Amazon already has more employees in those two areas than anywhere else outside of Seattle, its home base, and the Bay Area.
The e-commerce giant is on course to rake in over $25.5 billion in online retail sales today during Singles Day 2018, already ahead of last year, with a few hours to go. That’s more sales than the U.S. Black Friday and Cyber Monday combined. And, it’s greater than Macy’s or Kohl’s annual sales volume.
Celebrating “bachelors” and others not in committed relationships, Singles Day occurs annually on November 11th (11/11) or “double eleven,” because the four numerals “1” represent single people.
Singles Day has already generated 1.5 billion transactions, at a peak rate of 350,000 orders per second. Over 90 percent of sales came from mobile devices.
This year’s event may provide insight into consumer sentiment as a slowing Chinese economy and tariff trade war threaten to dampen the world’s second largest economy. Alibaba reduced its revenue forecast by 6% earlier this month.
Like the captain of the Titanic, leadership of failed and failing retailers has been publicly, and occasionally brutally, criticized. In some instances, this criticism is clearly deserved, in other cases not.
It may not be as bad as it seems.
Despite the painful passing and decline of retail industry stalwarts including Linens ‘n Things, RadioShack, The Bon-Ton Stores, Toys R Us, Sears and Kmart, retail chains including Macy’s, Kohl’s, Walmart, Target and other major retailers are showing financial improvement. Macy’s stock price is up 40+ percent year-to-date, Kohl’s is up 30+ percent, and Target is up 25+ percent. The rumors of the death of brick-and-mortar retail have been greatly exaggerated. And, Sears, Kmart and JC Penney are still open for business.
Recently, I participated in the Annual Retail Forum at Columbia Business School where a keynote speaker addressed a question from the audience: “
How would the speaker approach the precarious position of a challenged major retailer? What steps would you recommend?”
The response was,
“Shut it down…they don’t deserve to stay in business.”
This, “throw in the towel,” response brings to mind a key question we should ask ourselves. What would we do if we found ourselves as CEO of a retailer at risk of complete cataclysmic failure?

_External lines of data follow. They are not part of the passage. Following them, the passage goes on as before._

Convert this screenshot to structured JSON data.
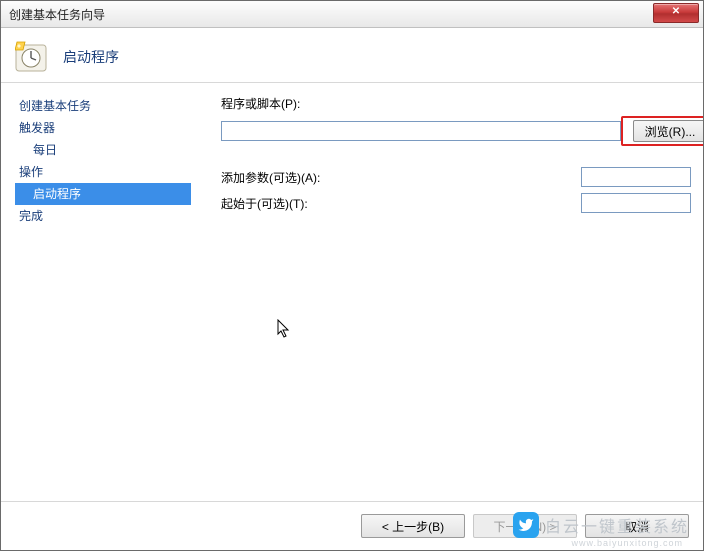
{
  "window": {
    "title": "创建基本任务向导",
    "close_glyph": "✕"
  },
  "header": {
    "title": "启动程序"
  },
  "sidebar": {
    "items": [
      {
        "label": "创建基本任务",
        "indent": false,
        "selected": false
      },
      {
        "label": "触发器",
        "indent": false,
        "selected": false
      },
      {
        "label": "每日",
        "indent": true,
        "selected": false
      },
      {
        "label": "操作",
        "indent": false,
        "selected": false
      },
      {
        "label": "启动程序",
        "indent": true,
        "selected": true
      },
      {
        "label": "完成",
        "indent": false,
        "selected": false
      }
    ]
  },
  "form": {
    "program_label": "程序或脚本(P):",
    "program_value": "",
    "browse_label": "浏览(R)...",
    "args_label": "添加参数(可选)(A):",
    "args_value": "",
    "startin_label": "起始于(可选)(T):",
    "startin_value": ""
  },
  "footer": {
    "back": "< 上一步(B)",
    "next": "下一步(N) >",
    "cancel": "取消"
  },
  "watermark": {
    "text": "白云一键重装系统",
    "url": "www.baiyunxitong.com"
  }
}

One obvious metaphor is that of being captain of the Titanic. You may not remember, but the Titanic had a bonafide captain: his name was Edward John Smith.